**TASK PROMPT**: Below are the entries; return every line among them that holds the word "广安爱众".

**INFORMATION**:
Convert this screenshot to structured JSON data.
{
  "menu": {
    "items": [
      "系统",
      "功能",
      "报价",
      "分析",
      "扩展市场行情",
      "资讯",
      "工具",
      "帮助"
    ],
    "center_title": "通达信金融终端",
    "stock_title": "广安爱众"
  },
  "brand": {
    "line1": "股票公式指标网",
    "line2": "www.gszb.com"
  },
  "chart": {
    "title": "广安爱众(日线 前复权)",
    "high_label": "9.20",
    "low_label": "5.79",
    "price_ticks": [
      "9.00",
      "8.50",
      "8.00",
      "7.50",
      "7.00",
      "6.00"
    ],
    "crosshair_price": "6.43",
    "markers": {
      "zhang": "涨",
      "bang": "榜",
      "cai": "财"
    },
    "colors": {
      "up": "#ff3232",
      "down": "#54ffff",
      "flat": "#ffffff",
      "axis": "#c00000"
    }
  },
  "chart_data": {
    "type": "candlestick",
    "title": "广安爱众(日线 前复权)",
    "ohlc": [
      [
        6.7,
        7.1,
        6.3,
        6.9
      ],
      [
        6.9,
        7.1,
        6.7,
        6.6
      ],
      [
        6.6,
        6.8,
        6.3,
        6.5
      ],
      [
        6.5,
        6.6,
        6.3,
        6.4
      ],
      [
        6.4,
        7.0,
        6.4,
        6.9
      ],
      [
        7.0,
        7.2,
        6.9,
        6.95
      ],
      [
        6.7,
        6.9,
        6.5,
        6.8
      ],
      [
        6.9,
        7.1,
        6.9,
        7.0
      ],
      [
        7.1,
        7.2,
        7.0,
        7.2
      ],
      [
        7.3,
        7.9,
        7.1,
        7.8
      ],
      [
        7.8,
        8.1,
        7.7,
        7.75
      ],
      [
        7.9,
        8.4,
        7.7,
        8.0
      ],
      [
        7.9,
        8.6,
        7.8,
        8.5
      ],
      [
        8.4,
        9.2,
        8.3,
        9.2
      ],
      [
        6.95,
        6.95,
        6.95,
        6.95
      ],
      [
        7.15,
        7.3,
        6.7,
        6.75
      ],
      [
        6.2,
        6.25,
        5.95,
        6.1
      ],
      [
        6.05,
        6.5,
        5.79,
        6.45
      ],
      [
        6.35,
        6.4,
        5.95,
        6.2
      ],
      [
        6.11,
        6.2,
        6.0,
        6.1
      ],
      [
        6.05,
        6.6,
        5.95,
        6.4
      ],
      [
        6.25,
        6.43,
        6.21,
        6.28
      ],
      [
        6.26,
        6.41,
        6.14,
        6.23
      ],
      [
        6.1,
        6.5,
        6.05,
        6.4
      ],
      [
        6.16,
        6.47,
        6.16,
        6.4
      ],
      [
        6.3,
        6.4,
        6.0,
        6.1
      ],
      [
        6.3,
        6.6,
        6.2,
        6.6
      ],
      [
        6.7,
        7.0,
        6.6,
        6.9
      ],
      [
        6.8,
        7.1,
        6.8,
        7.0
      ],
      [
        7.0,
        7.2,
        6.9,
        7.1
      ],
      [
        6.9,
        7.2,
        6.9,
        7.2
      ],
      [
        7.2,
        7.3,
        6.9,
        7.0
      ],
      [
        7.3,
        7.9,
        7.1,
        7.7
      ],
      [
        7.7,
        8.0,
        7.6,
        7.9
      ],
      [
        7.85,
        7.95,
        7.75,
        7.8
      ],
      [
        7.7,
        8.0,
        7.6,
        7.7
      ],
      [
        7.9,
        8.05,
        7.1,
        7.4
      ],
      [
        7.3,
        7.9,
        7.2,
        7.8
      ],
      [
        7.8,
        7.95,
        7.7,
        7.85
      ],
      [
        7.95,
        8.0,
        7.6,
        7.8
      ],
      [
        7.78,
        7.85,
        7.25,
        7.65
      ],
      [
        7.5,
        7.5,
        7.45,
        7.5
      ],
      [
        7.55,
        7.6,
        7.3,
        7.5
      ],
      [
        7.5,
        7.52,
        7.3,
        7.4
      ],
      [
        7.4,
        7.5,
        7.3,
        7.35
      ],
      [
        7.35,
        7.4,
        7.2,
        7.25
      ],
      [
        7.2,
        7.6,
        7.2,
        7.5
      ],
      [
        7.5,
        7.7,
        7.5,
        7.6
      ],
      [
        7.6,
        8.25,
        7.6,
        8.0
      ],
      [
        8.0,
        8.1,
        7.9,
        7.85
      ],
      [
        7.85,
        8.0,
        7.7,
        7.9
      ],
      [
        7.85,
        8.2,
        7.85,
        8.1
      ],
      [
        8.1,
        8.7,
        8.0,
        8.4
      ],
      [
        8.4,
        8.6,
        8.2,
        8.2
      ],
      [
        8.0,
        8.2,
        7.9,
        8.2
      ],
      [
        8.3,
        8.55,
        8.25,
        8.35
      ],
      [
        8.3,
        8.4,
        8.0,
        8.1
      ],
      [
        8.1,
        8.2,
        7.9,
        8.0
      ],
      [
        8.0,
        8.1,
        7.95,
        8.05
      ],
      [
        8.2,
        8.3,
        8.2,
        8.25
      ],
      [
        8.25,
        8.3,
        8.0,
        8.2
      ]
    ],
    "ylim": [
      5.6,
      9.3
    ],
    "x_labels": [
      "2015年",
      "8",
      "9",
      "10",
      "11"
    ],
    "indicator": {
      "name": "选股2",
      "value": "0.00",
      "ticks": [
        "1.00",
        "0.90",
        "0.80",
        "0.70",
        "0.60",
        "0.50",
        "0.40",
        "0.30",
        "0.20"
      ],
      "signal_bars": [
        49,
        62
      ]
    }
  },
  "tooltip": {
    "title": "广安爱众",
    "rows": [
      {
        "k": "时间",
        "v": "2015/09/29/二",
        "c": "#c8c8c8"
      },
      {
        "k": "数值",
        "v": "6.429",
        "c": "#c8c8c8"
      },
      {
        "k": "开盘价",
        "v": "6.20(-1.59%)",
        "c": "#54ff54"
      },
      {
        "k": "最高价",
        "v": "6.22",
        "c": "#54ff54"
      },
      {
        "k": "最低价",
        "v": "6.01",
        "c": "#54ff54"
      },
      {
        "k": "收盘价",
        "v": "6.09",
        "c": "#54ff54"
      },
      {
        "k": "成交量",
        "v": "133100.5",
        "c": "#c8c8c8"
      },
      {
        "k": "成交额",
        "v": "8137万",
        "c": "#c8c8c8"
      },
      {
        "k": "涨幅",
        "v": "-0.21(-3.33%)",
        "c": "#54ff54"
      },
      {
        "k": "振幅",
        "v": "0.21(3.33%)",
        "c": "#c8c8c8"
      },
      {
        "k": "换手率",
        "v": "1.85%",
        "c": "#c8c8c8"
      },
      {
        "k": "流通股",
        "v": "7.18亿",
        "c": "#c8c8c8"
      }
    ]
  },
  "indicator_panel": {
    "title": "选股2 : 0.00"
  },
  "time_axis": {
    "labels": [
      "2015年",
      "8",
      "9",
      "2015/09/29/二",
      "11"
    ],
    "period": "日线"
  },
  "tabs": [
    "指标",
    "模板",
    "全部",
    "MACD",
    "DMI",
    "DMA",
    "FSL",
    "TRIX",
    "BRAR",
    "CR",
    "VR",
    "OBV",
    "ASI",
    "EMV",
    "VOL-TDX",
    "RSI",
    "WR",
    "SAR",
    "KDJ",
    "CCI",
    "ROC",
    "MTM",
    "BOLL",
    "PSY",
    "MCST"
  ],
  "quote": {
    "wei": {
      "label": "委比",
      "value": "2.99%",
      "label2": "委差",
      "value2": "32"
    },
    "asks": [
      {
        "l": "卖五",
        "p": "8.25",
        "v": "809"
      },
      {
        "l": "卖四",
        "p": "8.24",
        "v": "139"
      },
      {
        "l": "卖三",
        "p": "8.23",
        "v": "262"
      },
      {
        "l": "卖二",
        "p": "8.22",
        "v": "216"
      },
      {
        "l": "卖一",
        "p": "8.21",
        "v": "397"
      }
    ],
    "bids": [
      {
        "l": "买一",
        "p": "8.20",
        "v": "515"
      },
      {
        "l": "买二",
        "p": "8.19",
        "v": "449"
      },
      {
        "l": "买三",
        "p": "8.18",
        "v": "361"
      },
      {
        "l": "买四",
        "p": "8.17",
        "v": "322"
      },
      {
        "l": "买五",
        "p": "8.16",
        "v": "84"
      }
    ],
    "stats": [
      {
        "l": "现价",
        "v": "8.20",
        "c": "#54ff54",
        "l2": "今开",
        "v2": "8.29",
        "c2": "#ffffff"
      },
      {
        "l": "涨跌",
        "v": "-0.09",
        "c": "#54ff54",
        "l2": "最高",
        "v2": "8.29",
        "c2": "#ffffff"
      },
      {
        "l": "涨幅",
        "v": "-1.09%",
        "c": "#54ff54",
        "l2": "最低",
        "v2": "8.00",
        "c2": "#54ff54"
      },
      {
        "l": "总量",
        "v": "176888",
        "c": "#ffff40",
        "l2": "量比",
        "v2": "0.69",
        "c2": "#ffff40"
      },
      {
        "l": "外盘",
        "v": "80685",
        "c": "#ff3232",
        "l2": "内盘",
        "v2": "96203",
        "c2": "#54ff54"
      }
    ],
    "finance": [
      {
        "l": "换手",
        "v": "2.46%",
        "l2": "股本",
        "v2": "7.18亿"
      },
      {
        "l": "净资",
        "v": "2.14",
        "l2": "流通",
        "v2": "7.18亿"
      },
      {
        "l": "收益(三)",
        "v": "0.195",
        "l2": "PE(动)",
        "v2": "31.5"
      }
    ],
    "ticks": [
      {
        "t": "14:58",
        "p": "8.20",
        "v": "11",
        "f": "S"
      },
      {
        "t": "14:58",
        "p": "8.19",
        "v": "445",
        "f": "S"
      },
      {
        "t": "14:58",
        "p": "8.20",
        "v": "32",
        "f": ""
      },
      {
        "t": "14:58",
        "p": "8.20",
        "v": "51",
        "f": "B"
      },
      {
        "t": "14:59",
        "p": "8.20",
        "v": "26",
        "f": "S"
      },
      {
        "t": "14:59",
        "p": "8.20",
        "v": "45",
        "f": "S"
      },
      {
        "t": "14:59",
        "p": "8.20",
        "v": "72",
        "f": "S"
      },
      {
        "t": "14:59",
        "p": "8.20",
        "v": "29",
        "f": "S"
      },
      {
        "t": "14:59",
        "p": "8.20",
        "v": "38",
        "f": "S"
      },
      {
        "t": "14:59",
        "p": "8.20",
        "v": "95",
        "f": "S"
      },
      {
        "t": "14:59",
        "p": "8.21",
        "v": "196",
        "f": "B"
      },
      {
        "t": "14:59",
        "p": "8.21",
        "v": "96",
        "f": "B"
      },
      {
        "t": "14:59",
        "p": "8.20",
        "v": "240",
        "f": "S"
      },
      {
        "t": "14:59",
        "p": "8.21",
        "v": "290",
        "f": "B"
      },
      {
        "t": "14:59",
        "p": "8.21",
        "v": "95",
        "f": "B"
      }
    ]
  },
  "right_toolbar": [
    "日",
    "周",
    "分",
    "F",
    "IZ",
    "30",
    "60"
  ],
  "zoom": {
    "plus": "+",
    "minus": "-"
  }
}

**EXERCISE RESULT**:
    "stock_title": "广安爱众"
    "title": "广安爱众(日线 前复权)",
    "title": "广安爱众(日线 前复权)",
    "title": "广安爱众",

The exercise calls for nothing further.